In Amsterdam in 1684 he began a magazine called News of the Republic of Letters. He wrote all the articles himself! In the meantime, both his parents and his brother were killed during the persecution of the Huguenots. So he wrote a book on tolerance. But tolerance was not on the Protestant agenda, either, and he lost his professorship. “God preserve us from the Protestant Inquisition!” he wrote.
His major work was The Dictionary, which was really more of an encyclopedia of philosophy, religion, literature, etc. Writing 14 hours a day, he wrote 2600 pages. In this massive work, he “deconstructed” (as we would say nowadays) a great number of Biblical stories, religious beliefs, and philosophical theories, including such tidbits as the doctrine of original sin and the trinity. He even suggested that, if God and Satan actually exist, Satan is winning! He would always add, after making these extreme statements, that of course no good Christian would ever believe such a thing!
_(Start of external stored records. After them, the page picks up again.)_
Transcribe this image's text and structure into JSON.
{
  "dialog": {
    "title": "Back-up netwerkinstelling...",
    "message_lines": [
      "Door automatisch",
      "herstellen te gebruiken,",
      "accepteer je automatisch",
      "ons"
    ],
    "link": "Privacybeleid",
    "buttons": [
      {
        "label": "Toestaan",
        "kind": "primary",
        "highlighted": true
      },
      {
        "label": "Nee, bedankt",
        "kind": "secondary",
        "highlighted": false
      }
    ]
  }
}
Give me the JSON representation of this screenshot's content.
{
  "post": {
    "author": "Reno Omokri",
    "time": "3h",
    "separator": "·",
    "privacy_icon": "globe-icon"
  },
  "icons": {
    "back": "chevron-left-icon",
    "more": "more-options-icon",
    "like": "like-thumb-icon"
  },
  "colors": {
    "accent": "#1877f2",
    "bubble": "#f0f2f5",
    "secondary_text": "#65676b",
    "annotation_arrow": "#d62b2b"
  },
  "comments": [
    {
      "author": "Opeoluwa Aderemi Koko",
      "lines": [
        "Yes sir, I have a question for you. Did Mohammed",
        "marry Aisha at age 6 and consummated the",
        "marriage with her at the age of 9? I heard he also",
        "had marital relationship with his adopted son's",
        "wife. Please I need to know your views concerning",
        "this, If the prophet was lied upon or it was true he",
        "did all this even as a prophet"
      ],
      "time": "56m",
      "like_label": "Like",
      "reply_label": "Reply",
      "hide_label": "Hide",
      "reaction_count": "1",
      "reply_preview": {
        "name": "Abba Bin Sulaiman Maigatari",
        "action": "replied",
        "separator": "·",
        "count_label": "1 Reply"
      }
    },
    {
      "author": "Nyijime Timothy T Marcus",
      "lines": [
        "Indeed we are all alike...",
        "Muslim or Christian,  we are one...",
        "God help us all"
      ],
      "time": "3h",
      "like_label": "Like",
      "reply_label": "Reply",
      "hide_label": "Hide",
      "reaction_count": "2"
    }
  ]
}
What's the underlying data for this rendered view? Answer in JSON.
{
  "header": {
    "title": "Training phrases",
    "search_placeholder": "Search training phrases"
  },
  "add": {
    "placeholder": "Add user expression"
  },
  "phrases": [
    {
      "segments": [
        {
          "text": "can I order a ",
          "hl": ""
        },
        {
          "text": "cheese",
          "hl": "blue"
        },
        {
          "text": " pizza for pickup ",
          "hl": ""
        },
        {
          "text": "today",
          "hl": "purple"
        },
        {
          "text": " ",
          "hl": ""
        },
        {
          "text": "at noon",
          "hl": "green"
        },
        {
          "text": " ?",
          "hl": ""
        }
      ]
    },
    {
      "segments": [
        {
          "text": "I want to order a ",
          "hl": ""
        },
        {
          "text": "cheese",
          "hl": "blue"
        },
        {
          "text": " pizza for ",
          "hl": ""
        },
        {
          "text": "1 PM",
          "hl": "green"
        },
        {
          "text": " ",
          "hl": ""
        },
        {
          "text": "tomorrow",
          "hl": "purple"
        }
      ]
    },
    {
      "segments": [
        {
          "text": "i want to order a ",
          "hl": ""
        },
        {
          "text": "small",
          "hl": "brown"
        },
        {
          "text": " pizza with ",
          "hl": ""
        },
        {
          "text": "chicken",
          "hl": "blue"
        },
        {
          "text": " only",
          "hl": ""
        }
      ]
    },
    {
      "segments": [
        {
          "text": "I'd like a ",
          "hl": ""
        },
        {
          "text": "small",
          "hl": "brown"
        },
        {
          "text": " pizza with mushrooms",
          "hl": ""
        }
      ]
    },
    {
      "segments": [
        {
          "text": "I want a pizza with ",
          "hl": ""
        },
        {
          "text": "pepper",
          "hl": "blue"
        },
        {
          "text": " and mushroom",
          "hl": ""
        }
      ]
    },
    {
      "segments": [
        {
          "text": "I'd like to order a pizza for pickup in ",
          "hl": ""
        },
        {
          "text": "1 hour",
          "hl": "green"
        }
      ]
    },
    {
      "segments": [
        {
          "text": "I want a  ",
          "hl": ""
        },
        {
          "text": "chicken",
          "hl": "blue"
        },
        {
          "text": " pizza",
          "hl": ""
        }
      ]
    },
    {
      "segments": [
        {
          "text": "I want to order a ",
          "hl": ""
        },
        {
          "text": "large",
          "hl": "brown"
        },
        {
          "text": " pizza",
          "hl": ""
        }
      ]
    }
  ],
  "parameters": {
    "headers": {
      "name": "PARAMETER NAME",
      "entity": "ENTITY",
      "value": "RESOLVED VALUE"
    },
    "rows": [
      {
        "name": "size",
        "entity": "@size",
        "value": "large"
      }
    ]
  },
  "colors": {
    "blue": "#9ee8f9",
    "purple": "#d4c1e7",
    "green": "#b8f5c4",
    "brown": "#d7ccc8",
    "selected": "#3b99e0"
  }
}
After years of condemnation by the religious establishment, he died of tuberculosis on December 28, 1706. But The Dictionary would become immensely popular among intellectuals throughout Europe, and have a great influence on thinkers for more than a century.
As we enter the 1700’s, we find religion fighting a losing battle against the forces of reason and science. While average people still went to church, baptized their babies, and prayed for forgiveness, the educated elite turned to deism, pantheism, and even atheism. This included the intellectuals of Catholic France as well as future “founding fathers” in colonial America: Ben Franklin, Thomas Jefferson, James Madison, and even George Washington were deists, and John Adams was a Unitarian. Scientific discovery and invention would steamroller traditional society for the next 300 years. Psychology would attempt to follow, but would lag behind for some time to come!
© Copyright 2000, C. George Boeree